AVAILABLE RECORDS: Begin

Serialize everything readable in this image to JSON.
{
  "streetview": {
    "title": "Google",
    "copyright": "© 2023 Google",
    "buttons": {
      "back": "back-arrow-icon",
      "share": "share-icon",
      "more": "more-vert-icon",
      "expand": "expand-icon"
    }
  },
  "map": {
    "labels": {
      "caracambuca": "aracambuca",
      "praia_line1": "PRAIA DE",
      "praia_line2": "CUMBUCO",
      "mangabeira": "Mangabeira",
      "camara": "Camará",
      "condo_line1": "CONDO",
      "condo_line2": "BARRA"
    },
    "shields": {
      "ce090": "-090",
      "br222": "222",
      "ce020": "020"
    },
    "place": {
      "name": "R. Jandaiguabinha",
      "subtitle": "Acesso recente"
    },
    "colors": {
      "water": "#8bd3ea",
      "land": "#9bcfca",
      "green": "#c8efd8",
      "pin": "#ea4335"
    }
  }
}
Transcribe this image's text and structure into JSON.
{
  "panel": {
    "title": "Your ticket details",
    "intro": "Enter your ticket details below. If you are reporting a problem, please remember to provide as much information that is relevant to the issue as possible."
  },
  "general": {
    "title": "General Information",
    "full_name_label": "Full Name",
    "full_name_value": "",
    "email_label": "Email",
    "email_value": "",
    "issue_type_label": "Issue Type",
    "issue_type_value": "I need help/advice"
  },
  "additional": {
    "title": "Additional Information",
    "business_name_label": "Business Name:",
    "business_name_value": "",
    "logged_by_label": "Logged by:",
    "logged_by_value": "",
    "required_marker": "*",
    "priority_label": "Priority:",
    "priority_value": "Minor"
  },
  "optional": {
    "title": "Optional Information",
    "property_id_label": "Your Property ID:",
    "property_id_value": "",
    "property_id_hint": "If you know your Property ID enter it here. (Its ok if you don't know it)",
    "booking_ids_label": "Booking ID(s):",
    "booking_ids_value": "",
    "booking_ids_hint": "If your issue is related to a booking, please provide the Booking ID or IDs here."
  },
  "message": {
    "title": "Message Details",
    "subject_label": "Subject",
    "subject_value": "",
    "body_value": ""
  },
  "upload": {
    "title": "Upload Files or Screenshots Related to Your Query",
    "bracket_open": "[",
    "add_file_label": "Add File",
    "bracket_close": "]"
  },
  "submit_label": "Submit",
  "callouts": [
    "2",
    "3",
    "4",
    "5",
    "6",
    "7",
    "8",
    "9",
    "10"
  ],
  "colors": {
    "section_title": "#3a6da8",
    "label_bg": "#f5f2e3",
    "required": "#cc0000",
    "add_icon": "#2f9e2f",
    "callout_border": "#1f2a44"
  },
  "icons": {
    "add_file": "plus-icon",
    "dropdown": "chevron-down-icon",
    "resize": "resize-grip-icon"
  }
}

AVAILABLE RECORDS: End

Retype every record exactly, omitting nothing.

Serialize everything readable in this image to JSON.
{
  "streetview": {
    "title": "Google",
    "copyright": "© 2023 Google",
    "buttons": {
      "back": "back-arrow-icon",
      "share": "share-icon",
      "more": "more-vert-icon",
      "expand": "expand-icon"
    }
  },
  "map": {
    "labels": {
      "caracambuca": "aracambuca",
      "praia_line1": "PRAIA DE",
      "praia_line2": "CUMBUCO",
      "mangabeira": "Mangabeira",
      "camara": "Camará",
      "condo_line1": "CONDO",
      "condo_line2": "BARRA"
    },
    "shields": {
      "ce090": "-090",
      "br222": "222",
      "ce020": "020"
    },
    "place": {
      "name": "R. Jandaiguabinha",
      "subtitle": "Acesso recente"
    },
    "colors": {
      "water": "#8bd3ea",
      "land": "#9bcfca",
      "green": "#c8efd8",
      "pin": "#ea4335"
    }
  }
}
Transcribe this image's text and structure into JSON.
{
  "panel": {
    "title": "Your ticket details",
    "intro": "Enter your ticket details below. If you are reporting a problem, please remember to provide as much information that is relevant to the issue as possible."
  },
  "general": {
    "title": "General Information",
    "full_name_label": "Full Name",
    "full_name_value": "",
    "email_label": "Email",
    "email_value": "",
    "issue_type_label": "Issue Type",
    "issue_type_value": "I need help/advice"
  },
  "additional": {
    "title": "Additional Information",
    "business_name_label": "Business Name:",
    "business_name_value": "",
    "logged_by_label": "Logged by:",
    "logged_by_value": "",
    "required_marker": "*",
    "priority_label": "Priority:",
    "priority_value": "Minor"
  },
  "optional": {
    "title": "Optional Information",
    "property_id_label": "Your Property ID:",
    "property_id_value": "",
    "property_id_hint": "If you know your Property ID enter it here. (Its ok if you don't know it)",
    "booking_ids_label": "Booking ID(s):",
    "booking_ids_value": "",
    "booking_ids_hint": "If your issue is related to a booking, please provide the Booking ID or IDs here."
  },
  "message": {
    "title": "Message Details",
    "subject_label": "Subject",
    "subject_value": "",
    "body_value": ""
  },
  "upload": {
    "title": "Upload Files or Screenshots Related to Your Query",
    "bracket_open": "[",
    "add_file_label": "Add File",
    "bracket_close": "]"
  },
  "submit_label": "Submit",
  "callouts": [
    "2",
    "3",
    "4",
    "5",
    "6",
    "7",
    "8",
    "9",
    "10"
  ],
  "colors": {
    "section_title": "#3a6da8",
    "label_bg": "#f5f2e3",
    "required": "#cc0000",
    "add_icon": "#2f9e2f",
    "callout_border": "#1f2a44"
  },
  "icons": {
    "add_file": "plus-icon",
    "dropdown": "chevron-down-icon",
    "resize": "resize-grip-icon"
  }
}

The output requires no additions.